Down to the final character, output the records below as they stand.

--- Data provided Enclosed Below ---

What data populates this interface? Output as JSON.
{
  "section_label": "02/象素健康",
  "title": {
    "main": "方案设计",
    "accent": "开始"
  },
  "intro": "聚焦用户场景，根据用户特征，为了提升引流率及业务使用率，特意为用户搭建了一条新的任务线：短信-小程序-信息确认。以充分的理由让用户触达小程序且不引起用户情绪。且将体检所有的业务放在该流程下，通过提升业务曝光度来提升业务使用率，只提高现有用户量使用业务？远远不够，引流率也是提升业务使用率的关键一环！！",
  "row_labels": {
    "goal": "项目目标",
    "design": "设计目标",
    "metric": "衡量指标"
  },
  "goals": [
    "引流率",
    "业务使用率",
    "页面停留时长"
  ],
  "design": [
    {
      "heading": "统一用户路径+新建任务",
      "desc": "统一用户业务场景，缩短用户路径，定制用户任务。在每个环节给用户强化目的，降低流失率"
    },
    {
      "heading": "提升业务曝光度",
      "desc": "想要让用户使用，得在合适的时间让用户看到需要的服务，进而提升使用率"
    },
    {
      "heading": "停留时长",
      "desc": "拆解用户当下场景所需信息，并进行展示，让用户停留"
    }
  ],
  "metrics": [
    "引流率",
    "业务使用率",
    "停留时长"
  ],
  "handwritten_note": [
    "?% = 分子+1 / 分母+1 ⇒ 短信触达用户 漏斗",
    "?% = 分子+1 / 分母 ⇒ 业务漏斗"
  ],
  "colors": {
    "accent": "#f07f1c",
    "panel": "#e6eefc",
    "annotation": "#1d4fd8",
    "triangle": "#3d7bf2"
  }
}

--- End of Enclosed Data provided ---

Problem solution
What data populates this interface? Output as JSON.
{
  "section_label": "02/象素健康",
  "title": {
    "main": "方案设计",
    "accent": "开始"
  },
  "intro": "聚焦用户场景，根据用户特征，为了提升引流率及业务使用率，特意为用户搭建了一条新的任务线：短信-小程序-信息确认。以充分的理由让用户触达小程序且不引起用户情绪。且将体检所有的业务放在该流程下，通过提升业务曝光度来提升业务使用率，只提高现有用户量使用业务？远远不够，引流率也是提升业务使用率的关键一环！！",
  "row_labels": {
    "goal": "项目目标",
    "design": "设计目标",
    "metric": "衡量指标"
  },
  "goals": [
    "引流率",
    "业务使用率",
    "页面停留时长"
  ],
  "design": [
    {
      "heading": "统一用户路径+新建任务",
      "desc": "统一用户业务场景，缩短用户路径，定制用户任务。在每个环节给用户强化目的，降低流失率"
    },
    {
      "heading": "提升业务曝光度",
      "desc": "想要让用户使用，得在合适的时间让用户看到需要的服务，进而提升使用率"
    },
    {
      "heading": "停留时长",
      "desc": "拆解用户当下场景所需信息，并进行展示，让用户停留"
    }
  ],
  "metrics": [
    "引流率",
    "业务使用率",
    "停留时长"
  ],
  "handwritten_note": [
    "?% = 分子+1 / 分母+1 ⇒ 短信触达用户 漏斗",
    "?% = 分子+1 / 分母 ⇒ 业务漏斗"
  ],
  "colors": {
    "accent": "#f07f1c",
    "panel": "#e6eefc",
    "annotation": "#1d4fd8",
    "triangle": "#3d7bf2"
  }
}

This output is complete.